Bitcoin and other non-inflationary proof-of-work coins need to switch to proof-of-stake if they want any hope of longevity.
Every week you pick up your 10kg block of bauxite and exchange it for aluminum.
Not sure how much byproduct heat is actually involved though...
SETI@home doesn't pay.
When it finally slows down (if ever) what will all of that hardware be used for?
From a heating perspective, there is basically zero demand for the kind of year-round low-quality heating a data center can produce. From a computing perspective, rare and uncontrollable bursts of computing power aren't desirable either and is a waste of hardware.
The article should be considered an edge case. The author already had hardware lying around for free and required zero usable computation. An in-ground heat buffer wasn't an option. Longevity of the hardware was irrelevant. Heat demand was quite small.
Does it work for a single person? Sure, why not! Will it work on a city-wide scale? Highly unlikely.
I live in Europe and I would say that heating IS life or death problem whereas cooling isn't.
See, there is this thing that is called hypothermia and if you take a look at the map and find where it is possible to die of hypothermia vs where it is possible to die of overheating, the number of people that live in places that require heating is much more than number of people that live in places that require cooling.
That may change in the future.
You know, humanity has this huge issue of CO2 in atmosphere, maybe you have heard of it?
We are building more and more renewable sources, but cryptocurrency mining is countering these benefits to a considerable extent.
Additionally, even if we are able to produce 100% energy from renewable sources it still requires energy to scrub carbon from our atmosphere and so any energy put in bitcoin could be used for like saving our planet.
yes, it is exhausting
Miners are required to provable expend effort in order to become eligible to produce a block. 2nd law of thermodynamics as core security mechanism, as it cannot be reversed.
If you were to improve efficiency by routing excess heat for other purposes, it will gradually spread across the entire mining industry, and eventually you end up right where we started.
And that for something that’s almost exclusively used for speculation, because for anything else transactions costs are too high...
Hell, dont pay people, if I was mining and it was similar costs to donate the wasted energy I’d do it.
What matters is the % of miners that are honest. (See bitcoin.pdf)
High hashrate just means higher difficulty. (The difficulty controls the average time between blocks, so it's always targeting to be 10 min on average).
Also, for heating your home, mining bitcoin could end you up with a loss.

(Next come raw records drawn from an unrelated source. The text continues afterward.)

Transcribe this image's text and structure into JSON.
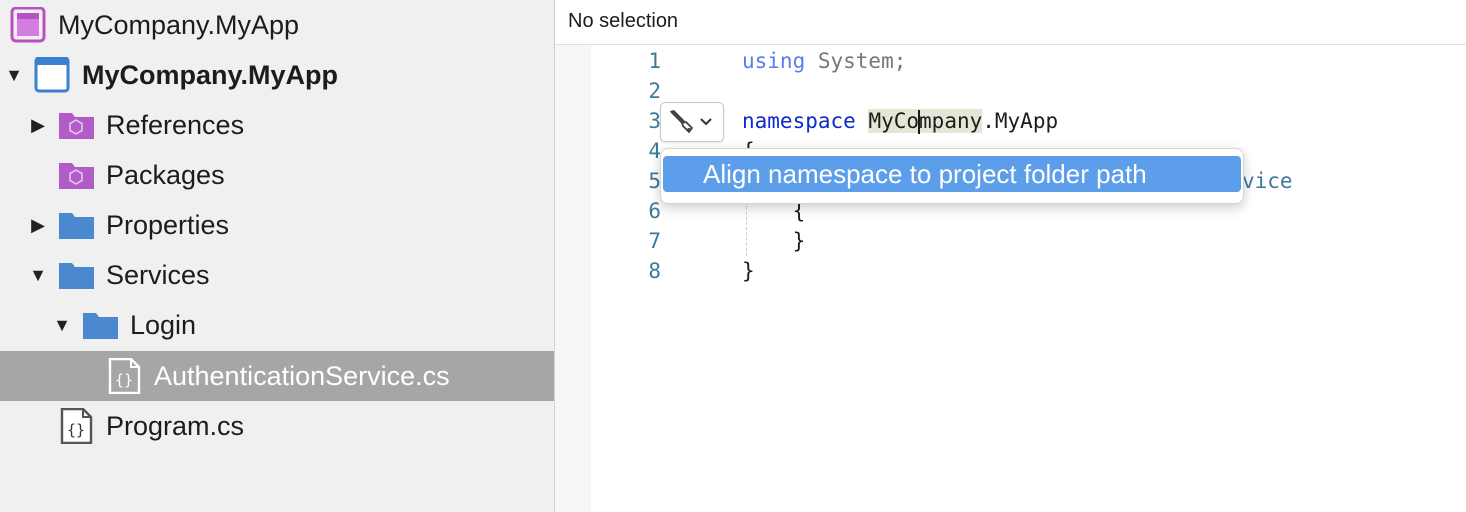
{
  "solution_explorer": {
    "items": [
      {
        "label": "MyCompany.MyApp",
        "icon": "solution-icon",
        "expander": "none"
      },
      {
        "label": "MyCompany.MyApp",
        "icon": "project-icon",
        "expander": "expanded"
      },
      {
        "label": "References",
        "icon": "references-folder-icon",
        "expander": "collapsed"
      },
      {
        "label": "Packages",
        "icon": "packages-folder-icon",
        "expander": "none"
      },
      {
        "label": "Properties",
        "icon": "folder-icon",
        "expander": "collapsed"
      },
      {
        "label": "Services",
        "icon": "folder-icon",
        "expander": "expanded"
      },
      {
        "label": "Login",
        "icon": "folder-icon",
        "expander": "expanded"
      },
      {
        "label": "AuthenticationService.cs",
        "icon": "csharp-file-icon",
        "expander": "none",
        "selected": true
      },
      {
        "label": "Program.cs",
        "icon": "csharp-file-icon",
        "expander": "none"
      }
    ]
  },
  "editor": {
    "status": "No selection",
    "line_numbers": [
      "1",
      "2",
      "3",
      "4",
      "5",
      "6",
      "7",
      "8"
    ],
    "code": {
      "line1_kw": "using",
      "line1_rest": " System;",
      "line3_kw": "namespace",
      "line3_ns_a": "MyCo",
      "line3_ns_b": "mpany",
      "line3_rest": ".MyApp",
      "line4": "{",
      "line5_tail": "vice",
      "line6": "    {",
      "line7": "    }",
      "line8": "}"
    }
  },
  "quick_fix": {
    "icon": "screwdriver-wrench-icon",
    "menu_items": [
      {
        "label": "Align namespace to project folder path"
      }
    ]
  },
  "colors": {
    "keyword": "#0b2cc9",
    "selection": "#5c9eea",
    "line_number": "#3d7a9a",
    "folder": "#4a88d0",
    "package_folder": "#b15cc9"
  }
}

For example, your heater needs an internet connection, and your heater is will become out-of-date very quickly as new more advanced bitcoin mining gear becomes available. You would also need to have your heater on 24/7 to break even, this it will cost you to turn off the mining heater due to warm weather or to cool it.
Not to mention the noise.
Honesty isn’t the issue, collusion is. The entire concept of Bitcoin assumes dishonest players.
The only real attack is for miners to combine hash power to get over 50% of the network hash rate so they can execute double spends - and even that is self defeating as doing so degrades confidence and by extension price.
They've happened on smaller chains that don't have much hash power attached to them, but even there, they're caught very quickly.
What is more secure in your view?
hashrate is absolutely necessary for high security.
Section 6 about incentives discusses about why nodes may be honest rather than collude to attack the system. This is the main pillar of bitcoin's security.
LOL... this is the most ridiculous claim I've heard about crypto-mining yet. Might as well buy a truck-full of wine glasses, break them and use the shards of broken glass to prove that I've "expended effort". Now we're using the asymmetry of time itself as a security mechanism. Come to think of it, that may be actually less wasteful than burning the electricity to mine Bitcoin.